LYNN HAVEN, Fla. (WMBB) — The trial for two defendants in the Lynn Haven corruption case is getting closer and could go forward as soon as August.

Former Lynn Haven Mayor Margo Anderson and James Finch, the owner of Phoenix Construction, are facing fraud and bribery projects over several city projects before and after Hurricane Michael.

During a status conference on Friday Judge Mark Walker and attorneys for both sides agreed to confer on trial dates and meet again on July 7. That means the case could conceivably go to trial as soon as August.

In a previous ruling, Walker threw out one of the charges in the indictment but during the hearing prosecutors said they will not move forward with a new indictment and will instead take the rest of the charges to trial.

However, a jury may never hear the case. Finch’s attorney, Guy Lewis, asked Walker to consider having a bench trial. That means Walker will be both judge and jury at trial and decide if Finch is guilty in the case.

“As we’re considering and trying to get a trial date our clients are actually anxious to move forward as quickly as possible,” Lewis said. He added that Finch, 72, is getting ready to undergo some “very serious procedures,” and that a bench trial may be a better situation.

Lewis suggested that an August or September trial, which could last as long as three weeks, would have to build in “days off” multiple times while Finch dealt with these medical procedures.

In order for that to happen prosecutors have to agree to a bench trial. Prosecutors Stephen Kunz said his team would consider it but that they were not ready to make a decision on the issue Friday.

The judge and the attorneys also discussed a separate order in the case that was issued by Walker but has been sealed from the public. Kunz said prosecutors would provide Walker with sections of the order that they would like to remain redacted. The defense, who is asking that the order be unsealed, will be offered a chance to respond before Walker unseals the order with any redactions.

“There is some disclosure of specific grand jury testimony,” Kunz said, the prosecutors hope will remain hidden from the public.

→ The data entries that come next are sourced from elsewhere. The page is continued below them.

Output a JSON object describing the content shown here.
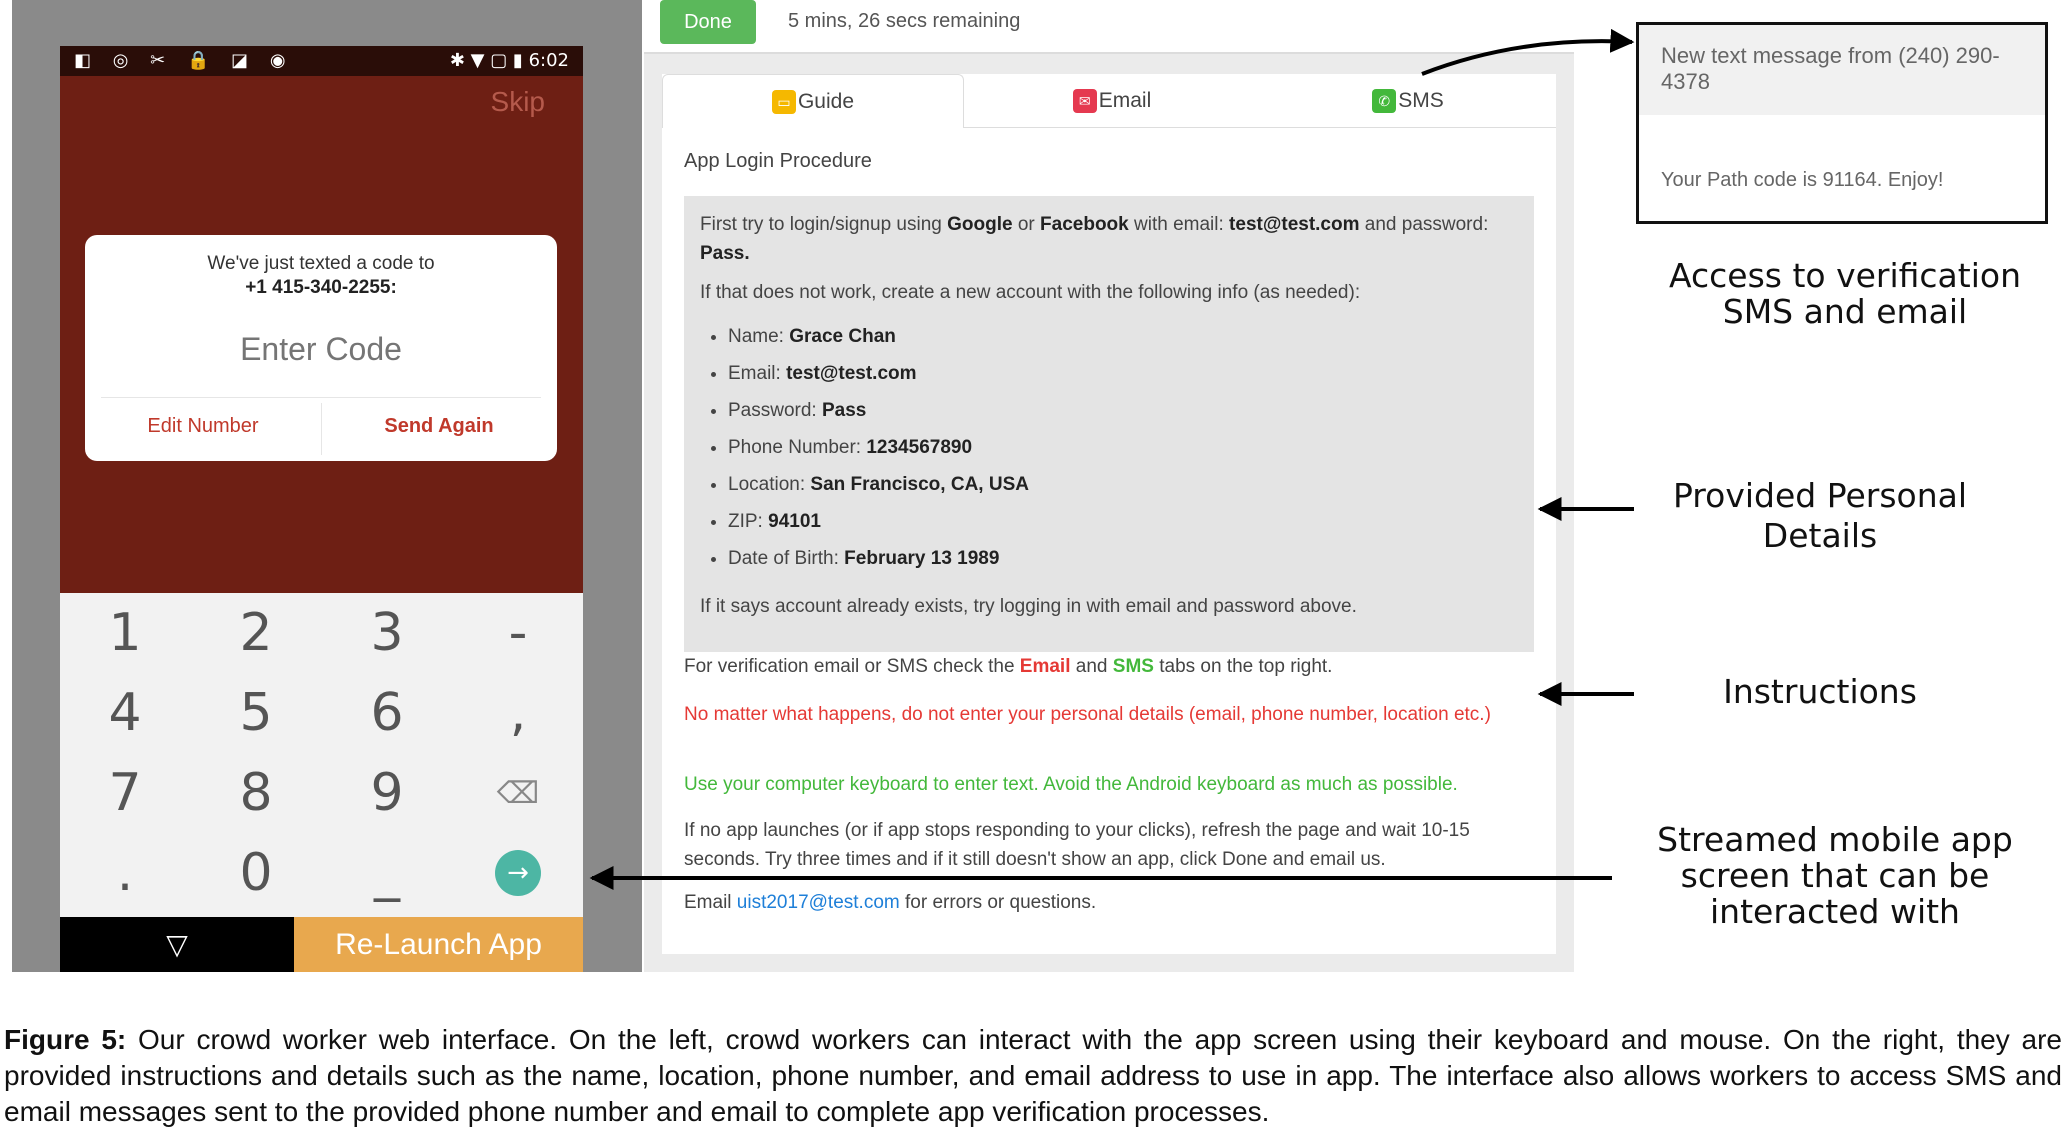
{
  "phone": {
    "status_time": "6:02",
    "status_icons_left": "◧ ◎ ✂ 🔒 ◪ ◉",
    "status_icons_right": "✱ ▼ ▢ ▮",
    "skip_label": "Skip",
    "dialog": {
      "line1": "We've just texted a code to",
      "line2": "+1 415-340-2255:",
      "code_placeholder": "Enter Code",
      "edit_label": "Edit Number",
      "send_label": "Send Again"
    },
    "keypad": {
      "keys": [
        "1",
        "2",
        "3",
        "-",
        "4",
        "5",
        "6",
        ",",
        "7",
        "8",
        "9",
        "⌫",
        ".",
        "0",
        "_",
        "→"
      ]
    },
    "nav_back_icon": "▽",
    "relaunch_label": "Re-Launch App",
    "colors": {
      "app_bg": "#6e1f14",
      "relaunch": "#e8a84e",
      "go_key": "#4db6a4"
    }
  },
  "panel": {
    "done_label": "Done",
    "time_remaining": "5 mins, 26 secs remaining",
    "tabs": [
      {
        "label": "Guide",
        "icon": "guide-icon",
        "color": "#f5b800"
      },
      {
        "label": "Email",
        "icon": "email-icon",
        "color": "#e53950"
      },
      {
        "label": "SMS",
        "icon": "sms-icon",
        "color": "#43b83b"
      }
    ],
    "section_title": "App Login Procedure",
    "intro": {
      "t1": "First try to login/signup using ",
      "google": "Google",
      "t2": " or ",
      "facebook": "Facebook",
      "t3": " with email: ",
      "email": "test@test.com",
      "t4": " and password: ",
      "password": "Pass."
    },
    "fallback": "If that does not work, create a new account with the following info (as needed):",
    "details": [
      {
        "label": "Name: ",
        "value": "Grace Chan"
      },
      {
        "label": "Email: ",
        "value": "test@test.com"
      },
      {
        "label": "Password: ",
        "value": "Pass"
      },
      {
        "label": "Phone Number: ",
        "value": "1234567890"
      },
      {
        "label": "Location: ",
        "value": "San Francisco, CA, USA"
      },
      {
        "label": "ZIP: ",
        "value": "94101"
      },
      {
        "label": "Date of Birth: ",
        "value": "February 13 1989"
      }
    ],
    "exists_note": "If it says account already exists, try logging in with email and password above.",
    "verify": {
      "t1": "For verification email or SMS check the ",
      "email_tab": "Email",
      "t2": " and ",
      "sms_tab": "SMS",
      "t3": " tabs on the top right."
    },
    "warning": "No matter what happens, do not enter your personal details (email, phone number, location etc.)",
    "keyboard_note": "Use your computer keyboard to enter text. Avoid the Android keyboard as much as possible.",
    "refresh_note": "If no app launches (or if app stops responding to your clicks), refresh the page and wait 10-15 seconds. Try three times and if it still doesn't show an app, click Done and email us.",
    "contact": {
      "t1": "Email ",
      "address": "uist2017@test.com",
      "t2": " for errors or questions."
    }
  },
  "sms": {
    "header": "New text message from (240) 290-4378",
    "body": "Your Path code is 91164. Enjoy!"
  },
  "annotations": {
    "access": "Access to verification SMS and email",
    "personal": "Provided Personal Details",
    "instructions": "Instructions",
    "streamed": "Streamed mobile app screen that can be interacted with"
  },
  "caption": {
    "label": "Figure 5:",
    "text": " Our crowd worker web interface. On the left, crowd workers can interact with the app screen using their keyboard and mouse. On the right, they are provided instructions and details such as the name, location, phone number, and email address to use in app. The interface also allows workers to access SMS and email messages sent to the provided phone number and email to complete app verification processes."
  }
}
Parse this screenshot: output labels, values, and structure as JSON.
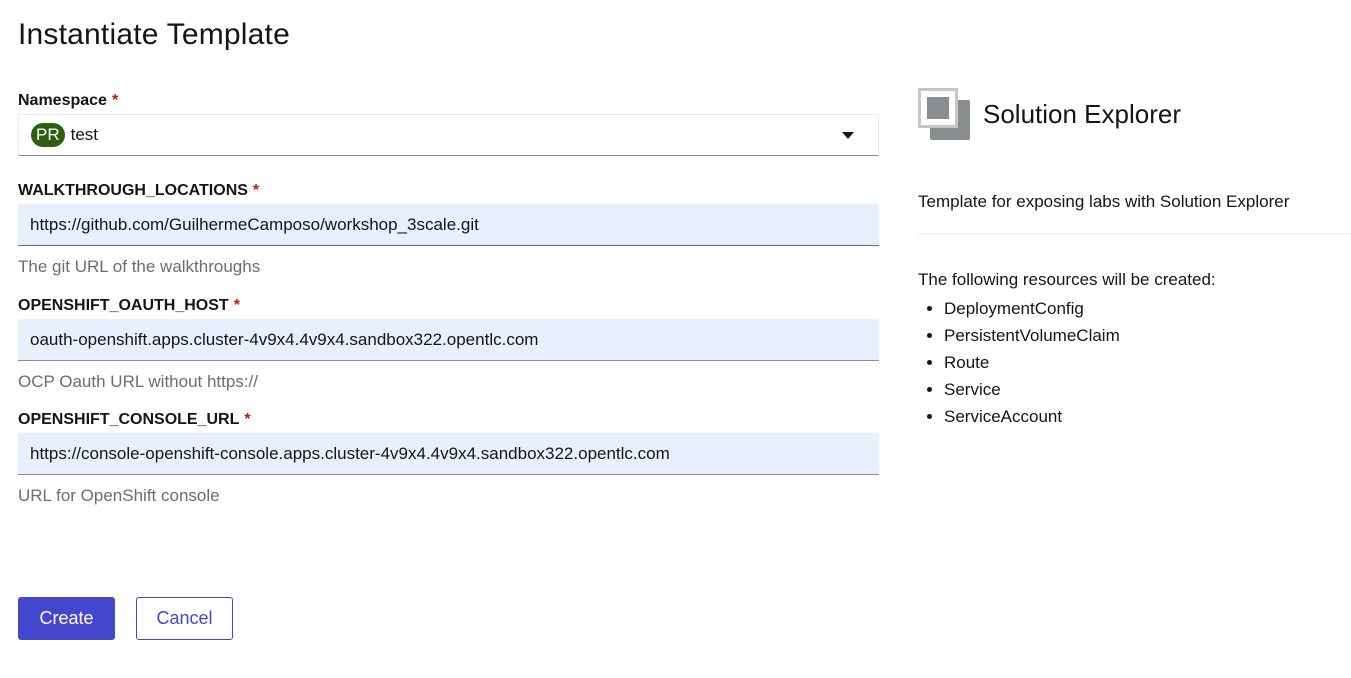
{
  "page": {
    "title": "Instantiate Template"
  },
  "form": {
    "namespace": {
      "label": "Namespace",
      "required_mark": "*",
      "badge": "PR",
      "value": "test"
    },
    "fields": [
      {
        "label": "WALKTHROUGH_LOCATIONS",
        "required_mark": "*",
        "value": "https://github.com/GuilhermeCamposo/workshop_3scale.git",
        "help": "The git URL of the walkthroughs"
      },
      {
        "label": "OPENSHIFT_OAUTH_HOST",
        "required_mark": "*",
        "value": "oauth-openshift.apps.cluster-4v9x4.4v9x4.sandbox322.opentlc.com",
        "help": "OCP Oauth URL without https://"
      },
      {
        "label": "OPENSHIFT_CONSOLE_URL",
        "required_mark": "*",
        "value": "https://console-openshift-console.apps.cluster-4v9x4.4v9x4.sandbox322.opentlc.com",
        "help": "URL for OpenShift console"
      }
    ],
    "actions": {
      "create_label": "Create",
      "cancel_label": "Cancel"
    }
  },
  "sidebar": {
    "title": "Solution Explorer",
    "icon": "template-icon",
    "description": "Template for exposing labs with Solution Explorer",
    "resources_intro": "The following resources will be created:",
    "resources": [
      "DeploymentConfig",
      "PersistentVolumeClaim",
      "Route",
      "Service",
      "ServiceAccount"
    ]
  },
  "colors": {
    "primary": "#4447cd",
    "required": "#c9190b",
    "badge_bg": "#2e5e0f",
    "autofill_bg": "#e8f0fe"
  }
}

However, the defense argued that most, if not all of that testimony, was revealed to the public during a three-day evidentiary hearing in March. The defense is also asking that a large motion from prosecutors in the case also be unsealed.